What does the next wave of digital innovation hold for the publishing business? PW senior writer Andrew Albanese talks about the insights delivered at last week’s PubTech Connect conference, organized by PW and NYU.

More to Come

The More to Come crew previews the Chicago Comics and Entertainment Expo, recaps recent graphic novel awards, and talks with cartoonist Robert Sikoryak about an expanded edition of Terms and Conditions, the oddball graphic novel adaptation of Apple’s iTunes legal fine print.


Maurene Goo talks about her second YA novel, I Believe in a Thing Called Love, in which a 17-year-old tries to use the tropes of Korean “K-drama” shows to make a love connection with a classmate, with hilariously disastrous results.

PW Radio

Christopher Golden discusses his novel, Ararat, and PW editorial director Jim Milliot talks about Independent Bookstore Day.
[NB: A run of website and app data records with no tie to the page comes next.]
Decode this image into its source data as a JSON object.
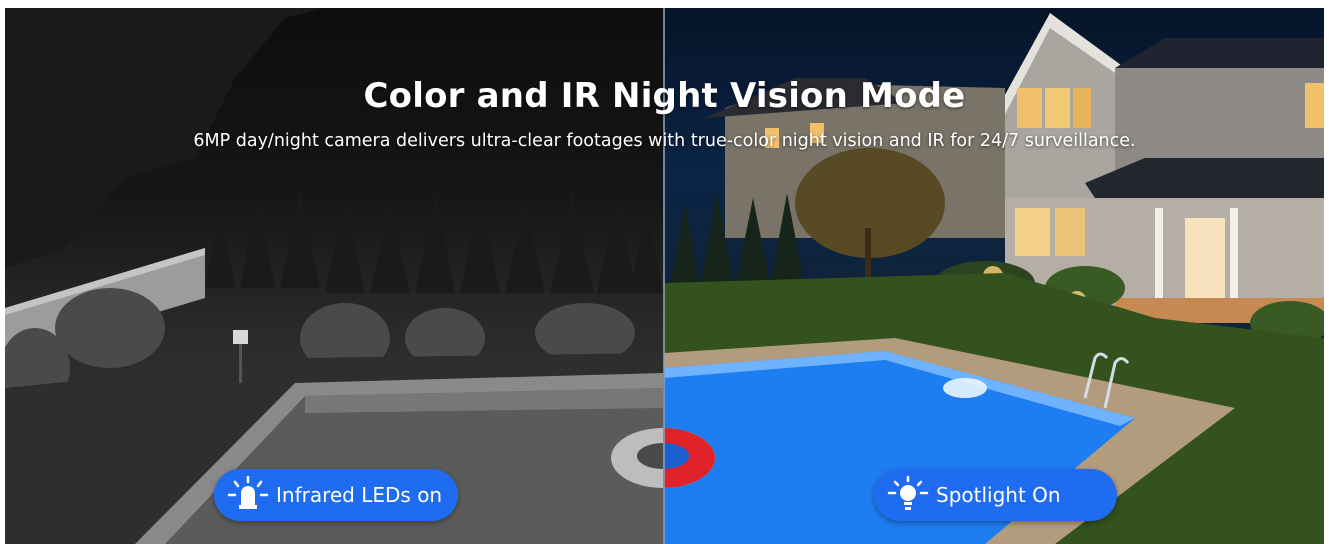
{
  "banner": {
    "title": "Color and IR Night Vision Mode",
    "subtitle": "6MP day/night camera delivers ultra-clear footages with true-color night vision and IR for 24/7 surveillance."
  },
  "modes": {
    "infrared": {
      "label": "Infrared LEDs on",
      "icon": "infrared-led-icon"
    },
    "spotlight": {
      "label": "Spotlight On",
      "icon": "spotlight-bulb-icon"
    }
  },
  "colors": {
    "pill_background": "#1f6cf0",
    "pool_color": "#1f7df2",
    "float_color": "#e0232b"
  }
}
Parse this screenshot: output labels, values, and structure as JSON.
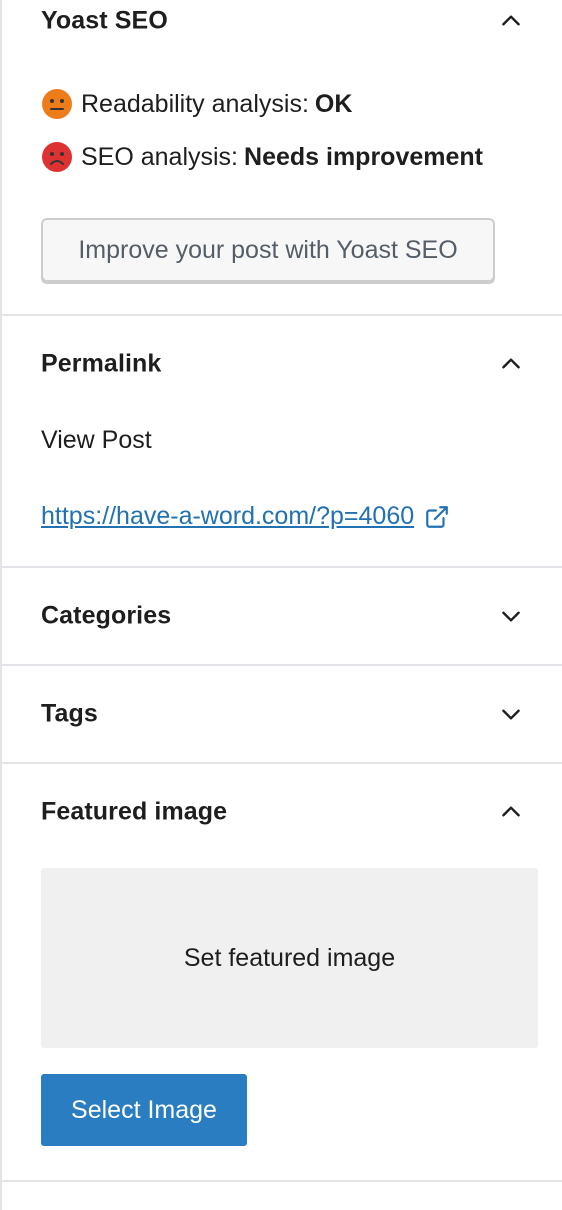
{
  "yoast": {
    "title": "Yoast SEO",
    "readability_label": "Readability analysis:",
    "readability_status": "OK",
    "seo_label": "SEO analysis:",
    "seo_status": "Needs improvement",
    "improve_button": "Improve your post with Yoast SEO",
    "colors": {
      "ok": "#ee7c1b",
      "bad": "#dc3232"
    }
  },
  "permalink": {
    "title": "Permalink",
    "view_label": "View Post",
    "url": "https://have-a-word.com/?p=4060"
  },
  "categories": {
    "title": "Categories"
  },
  "tags": {
    "title": "Tags"
  },
  "featured": {
    "title": "Featured image",
    "set_label": "Set featured image",
    "select_button": "Select Image"
  },
  "colors": {
    "link": "#2271b1",
    "primary_button": "#2a7dc1",
    "divider": "#e2e4e7"
  },
  "icons": {
    "expanded": "chevron-up-icon",
    "collapsed": "chevron-down-icon",
    "external": "external-link-icon",
    "ok_face": "neutral-face-icon",
    "bad_face": "sad-face-icon"
  }
}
That time Newbery Medalist Kwame Alexander visited Burlington, Vt., and read to 600 people.